Situated between Aspen Village and the local airfield, the mountain golf course at the Maroon Creek Club is an incredibly scenic Tom Fazio layout that features a set of wonderful par three holes.
Measuring 7,129 yards and playing to a par of 71, the course underwent a bunker renovation in 2006 when architect Denis Wise, a former Fazio associate, re-shaped the sand traps and installed new drainage.Although Maroon Creek is a private club, because part of the course is leased from the local municipal authorities, certain local residents are entitled to play at a reduced guest fee several times a year.
The main downside for Maroon Creek comes with its initial opening holes and the final two which end the round. The course is split by a roadway and the first two holes and the concluding duo are located on the same side with the clubhouse and are simply formulaic mimicking a style Fazio has done numerous times elsewhere. They are simply filler because the course picks up considerably as the round progresses.
The momentum begins to take hold at the par-4 4th. From that point onwards through the 16th hole Maroon Creek provides a constant thrill ride as the terrain clearly assists with the various design elements Fazio smartly employs.
Climbing upwards is always a challenge to any architect but Maroon Creek does this very well and, again kudos to Fazio in doing so. Plenty of movement and constant adjustments are called upon. Fazio's successful method has been to engage the eye and then up the meter emotionally with the striking appearances he's able to provide. Here at Maroon Creek the style fits naturally to the land - as the holes work within the terrain -- not stand apart from it. As mentioned, as the round progresses the anticipation increases and Fazio wisely provides for a routing that constantly changes gears and requirements.
The back-to-back par-4's at the 15th and 16th are quite compelling.
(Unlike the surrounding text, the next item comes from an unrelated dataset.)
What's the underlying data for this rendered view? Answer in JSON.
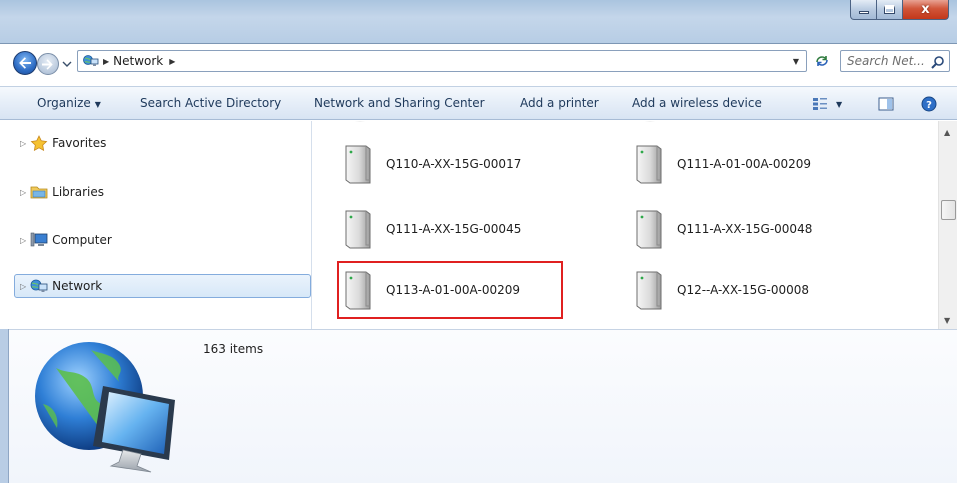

Each moves in a different direction from the tee and for those who want to be super aggressive off the tee there's a way to attain such glory -- there's also a sure fire pushback when the execution fails. It's just too bad the round could not have concluded with the 16th.
The beginning and ending to any round plays a key role. Maroon Creek is a fine layout and, as I mentioned, picks up considerable momentum once you get into the better terrain, but the design is sadly shackled with such a mediocre opening and a ho-hum conclusion.
M. James Ward